◆ Your instructions
Each line of the data that includes the string "resistance" is to be copied out.
[Data supplied — start]
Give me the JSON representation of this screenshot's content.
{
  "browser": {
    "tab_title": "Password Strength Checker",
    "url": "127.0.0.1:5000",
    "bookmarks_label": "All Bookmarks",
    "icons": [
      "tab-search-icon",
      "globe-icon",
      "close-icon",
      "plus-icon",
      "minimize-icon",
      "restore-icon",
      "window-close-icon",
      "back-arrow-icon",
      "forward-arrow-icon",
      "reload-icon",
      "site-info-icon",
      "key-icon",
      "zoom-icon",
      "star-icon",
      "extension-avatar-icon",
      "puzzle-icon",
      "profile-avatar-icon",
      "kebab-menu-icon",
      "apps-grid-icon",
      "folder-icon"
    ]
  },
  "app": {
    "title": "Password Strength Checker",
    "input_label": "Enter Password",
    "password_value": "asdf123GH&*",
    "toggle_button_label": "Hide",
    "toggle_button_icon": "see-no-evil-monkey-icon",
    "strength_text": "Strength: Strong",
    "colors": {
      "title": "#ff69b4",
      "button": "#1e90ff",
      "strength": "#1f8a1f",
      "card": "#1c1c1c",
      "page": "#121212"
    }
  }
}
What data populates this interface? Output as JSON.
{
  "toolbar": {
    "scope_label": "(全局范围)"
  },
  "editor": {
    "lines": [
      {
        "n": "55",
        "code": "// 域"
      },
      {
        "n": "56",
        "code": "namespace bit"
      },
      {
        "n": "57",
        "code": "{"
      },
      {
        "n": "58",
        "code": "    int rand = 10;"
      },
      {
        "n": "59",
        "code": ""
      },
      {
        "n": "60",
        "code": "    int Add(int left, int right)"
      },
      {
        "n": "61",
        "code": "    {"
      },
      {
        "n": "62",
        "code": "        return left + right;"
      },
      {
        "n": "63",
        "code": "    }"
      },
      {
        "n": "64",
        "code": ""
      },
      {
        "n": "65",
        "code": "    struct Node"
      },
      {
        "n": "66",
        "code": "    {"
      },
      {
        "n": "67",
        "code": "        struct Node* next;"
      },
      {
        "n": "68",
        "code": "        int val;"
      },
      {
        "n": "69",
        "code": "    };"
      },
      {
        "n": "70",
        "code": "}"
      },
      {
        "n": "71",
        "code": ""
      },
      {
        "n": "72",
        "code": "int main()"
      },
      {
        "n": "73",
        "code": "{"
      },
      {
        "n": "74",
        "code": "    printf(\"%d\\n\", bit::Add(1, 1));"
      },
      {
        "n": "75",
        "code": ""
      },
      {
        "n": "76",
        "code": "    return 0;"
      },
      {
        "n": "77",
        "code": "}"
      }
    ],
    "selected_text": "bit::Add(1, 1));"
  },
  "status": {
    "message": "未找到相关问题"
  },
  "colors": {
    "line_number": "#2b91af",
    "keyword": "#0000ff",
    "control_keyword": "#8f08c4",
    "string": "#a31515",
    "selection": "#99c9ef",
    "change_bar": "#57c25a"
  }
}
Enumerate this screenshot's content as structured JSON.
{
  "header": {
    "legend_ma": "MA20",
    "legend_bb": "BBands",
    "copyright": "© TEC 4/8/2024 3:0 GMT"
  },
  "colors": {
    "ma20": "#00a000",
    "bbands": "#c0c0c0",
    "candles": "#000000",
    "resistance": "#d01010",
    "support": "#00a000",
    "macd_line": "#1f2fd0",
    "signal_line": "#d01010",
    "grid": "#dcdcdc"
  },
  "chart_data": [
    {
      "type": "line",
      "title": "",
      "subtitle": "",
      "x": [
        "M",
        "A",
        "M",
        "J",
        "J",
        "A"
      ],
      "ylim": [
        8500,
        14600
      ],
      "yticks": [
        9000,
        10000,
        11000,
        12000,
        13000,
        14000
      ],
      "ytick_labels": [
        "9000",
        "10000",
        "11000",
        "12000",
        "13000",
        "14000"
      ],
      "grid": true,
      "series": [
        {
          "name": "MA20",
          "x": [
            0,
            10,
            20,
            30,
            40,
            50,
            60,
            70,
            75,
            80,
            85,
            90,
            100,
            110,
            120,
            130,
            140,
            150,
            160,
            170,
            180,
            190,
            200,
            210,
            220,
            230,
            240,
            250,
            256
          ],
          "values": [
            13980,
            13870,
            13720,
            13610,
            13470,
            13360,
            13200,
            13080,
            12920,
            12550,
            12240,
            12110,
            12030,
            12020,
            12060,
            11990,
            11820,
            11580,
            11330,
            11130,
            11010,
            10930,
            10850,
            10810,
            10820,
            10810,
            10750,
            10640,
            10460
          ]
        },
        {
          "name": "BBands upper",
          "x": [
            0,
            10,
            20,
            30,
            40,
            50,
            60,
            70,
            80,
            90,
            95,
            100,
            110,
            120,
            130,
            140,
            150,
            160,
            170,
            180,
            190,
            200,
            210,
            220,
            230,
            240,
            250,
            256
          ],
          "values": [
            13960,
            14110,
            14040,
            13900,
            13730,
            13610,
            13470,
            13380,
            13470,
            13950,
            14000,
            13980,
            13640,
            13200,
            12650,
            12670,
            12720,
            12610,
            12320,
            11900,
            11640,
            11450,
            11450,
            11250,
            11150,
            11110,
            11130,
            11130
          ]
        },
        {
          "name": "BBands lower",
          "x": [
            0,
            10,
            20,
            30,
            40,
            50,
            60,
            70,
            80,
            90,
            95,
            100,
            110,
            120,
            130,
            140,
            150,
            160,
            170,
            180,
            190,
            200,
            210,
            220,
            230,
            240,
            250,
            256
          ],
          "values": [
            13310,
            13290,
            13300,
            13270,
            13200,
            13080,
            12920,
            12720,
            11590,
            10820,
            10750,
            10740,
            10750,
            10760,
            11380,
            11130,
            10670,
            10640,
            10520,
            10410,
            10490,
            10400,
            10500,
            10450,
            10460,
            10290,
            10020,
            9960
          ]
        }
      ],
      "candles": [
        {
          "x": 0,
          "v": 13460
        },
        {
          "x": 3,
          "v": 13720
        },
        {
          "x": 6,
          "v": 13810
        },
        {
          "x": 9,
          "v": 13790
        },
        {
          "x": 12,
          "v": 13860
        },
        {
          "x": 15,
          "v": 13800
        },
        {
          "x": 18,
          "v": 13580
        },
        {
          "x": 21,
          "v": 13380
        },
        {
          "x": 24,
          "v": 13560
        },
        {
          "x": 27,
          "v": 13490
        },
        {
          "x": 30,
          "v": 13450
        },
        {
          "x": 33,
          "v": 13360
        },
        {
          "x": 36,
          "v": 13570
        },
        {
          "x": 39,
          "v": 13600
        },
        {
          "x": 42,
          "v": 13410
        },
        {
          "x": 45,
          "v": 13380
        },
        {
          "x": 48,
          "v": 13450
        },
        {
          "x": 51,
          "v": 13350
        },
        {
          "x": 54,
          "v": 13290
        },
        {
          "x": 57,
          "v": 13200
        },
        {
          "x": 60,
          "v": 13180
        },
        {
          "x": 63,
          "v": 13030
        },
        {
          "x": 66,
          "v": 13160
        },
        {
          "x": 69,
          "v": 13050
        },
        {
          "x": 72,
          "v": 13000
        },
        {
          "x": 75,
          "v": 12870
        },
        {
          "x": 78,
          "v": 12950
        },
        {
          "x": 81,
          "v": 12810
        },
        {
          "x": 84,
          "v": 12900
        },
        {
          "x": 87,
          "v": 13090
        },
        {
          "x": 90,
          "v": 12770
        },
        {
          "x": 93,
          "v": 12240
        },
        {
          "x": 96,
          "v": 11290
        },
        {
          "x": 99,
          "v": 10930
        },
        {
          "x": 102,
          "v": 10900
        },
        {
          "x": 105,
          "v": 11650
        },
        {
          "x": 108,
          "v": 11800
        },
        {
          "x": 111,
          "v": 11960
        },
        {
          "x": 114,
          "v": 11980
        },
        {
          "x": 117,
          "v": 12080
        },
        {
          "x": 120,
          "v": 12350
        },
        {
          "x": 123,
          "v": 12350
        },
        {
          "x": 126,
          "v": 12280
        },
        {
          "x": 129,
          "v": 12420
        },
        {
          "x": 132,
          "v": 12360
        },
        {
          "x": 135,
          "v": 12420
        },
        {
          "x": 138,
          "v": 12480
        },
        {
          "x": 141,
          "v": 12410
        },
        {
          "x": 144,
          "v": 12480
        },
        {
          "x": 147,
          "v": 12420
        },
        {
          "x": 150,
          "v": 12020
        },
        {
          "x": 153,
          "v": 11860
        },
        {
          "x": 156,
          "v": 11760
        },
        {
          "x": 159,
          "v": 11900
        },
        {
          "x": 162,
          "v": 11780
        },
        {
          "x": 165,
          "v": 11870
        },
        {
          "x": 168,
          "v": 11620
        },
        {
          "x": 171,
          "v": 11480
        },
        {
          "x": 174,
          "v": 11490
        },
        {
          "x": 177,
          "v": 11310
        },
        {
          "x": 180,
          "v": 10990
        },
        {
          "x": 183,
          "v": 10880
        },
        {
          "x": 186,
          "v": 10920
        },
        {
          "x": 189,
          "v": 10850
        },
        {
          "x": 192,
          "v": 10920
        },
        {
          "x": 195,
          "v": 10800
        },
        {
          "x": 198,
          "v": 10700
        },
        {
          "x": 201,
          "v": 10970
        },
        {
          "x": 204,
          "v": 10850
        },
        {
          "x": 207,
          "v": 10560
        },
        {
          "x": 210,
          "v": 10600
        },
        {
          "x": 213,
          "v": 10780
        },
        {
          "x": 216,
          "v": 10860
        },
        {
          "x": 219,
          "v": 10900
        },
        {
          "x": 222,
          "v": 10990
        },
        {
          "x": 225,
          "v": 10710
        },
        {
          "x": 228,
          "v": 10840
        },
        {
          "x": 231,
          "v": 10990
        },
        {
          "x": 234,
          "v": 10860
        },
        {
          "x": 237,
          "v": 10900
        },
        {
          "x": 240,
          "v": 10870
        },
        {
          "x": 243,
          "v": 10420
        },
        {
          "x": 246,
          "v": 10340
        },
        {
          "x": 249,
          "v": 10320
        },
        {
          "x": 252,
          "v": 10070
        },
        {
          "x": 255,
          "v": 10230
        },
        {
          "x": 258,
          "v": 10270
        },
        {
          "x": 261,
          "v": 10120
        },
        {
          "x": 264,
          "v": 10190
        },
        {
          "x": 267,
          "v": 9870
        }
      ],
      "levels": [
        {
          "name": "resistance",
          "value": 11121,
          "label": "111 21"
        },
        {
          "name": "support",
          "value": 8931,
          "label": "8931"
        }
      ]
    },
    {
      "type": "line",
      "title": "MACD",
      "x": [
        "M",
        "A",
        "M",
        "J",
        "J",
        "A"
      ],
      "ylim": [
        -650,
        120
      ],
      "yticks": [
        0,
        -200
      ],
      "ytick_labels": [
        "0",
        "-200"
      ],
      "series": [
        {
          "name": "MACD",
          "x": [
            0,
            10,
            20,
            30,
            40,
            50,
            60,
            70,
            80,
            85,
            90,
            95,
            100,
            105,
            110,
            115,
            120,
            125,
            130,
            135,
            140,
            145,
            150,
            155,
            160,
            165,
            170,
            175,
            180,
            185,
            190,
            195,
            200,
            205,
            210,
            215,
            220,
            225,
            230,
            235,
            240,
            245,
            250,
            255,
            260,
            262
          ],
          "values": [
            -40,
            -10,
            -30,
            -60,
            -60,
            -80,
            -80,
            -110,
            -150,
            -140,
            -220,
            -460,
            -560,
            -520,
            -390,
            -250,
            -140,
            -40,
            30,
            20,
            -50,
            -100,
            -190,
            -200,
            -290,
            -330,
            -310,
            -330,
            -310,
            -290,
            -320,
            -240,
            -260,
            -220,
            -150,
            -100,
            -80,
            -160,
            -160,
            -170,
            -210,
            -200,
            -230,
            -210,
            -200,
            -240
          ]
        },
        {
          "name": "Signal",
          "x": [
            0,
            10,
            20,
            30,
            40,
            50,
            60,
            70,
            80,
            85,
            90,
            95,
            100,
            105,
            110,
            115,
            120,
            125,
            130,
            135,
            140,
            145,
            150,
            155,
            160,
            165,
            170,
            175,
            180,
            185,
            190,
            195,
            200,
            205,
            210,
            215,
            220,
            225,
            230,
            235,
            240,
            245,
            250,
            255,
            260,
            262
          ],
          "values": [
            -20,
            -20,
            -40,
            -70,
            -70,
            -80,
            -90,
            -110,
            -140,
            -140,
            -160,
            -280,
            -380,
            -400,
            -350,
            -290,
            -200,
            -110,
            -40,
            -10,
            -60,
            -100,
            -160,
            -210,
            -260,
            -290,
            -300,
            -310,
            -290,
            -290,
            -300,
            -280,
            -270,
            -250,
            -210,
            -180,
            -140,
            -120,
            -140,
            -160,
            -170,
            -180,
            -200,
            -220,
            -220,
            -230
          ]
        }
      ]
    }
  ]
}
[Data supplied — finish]
◆ Task result
    "resistance": "#d01010",
          "name": "resistance",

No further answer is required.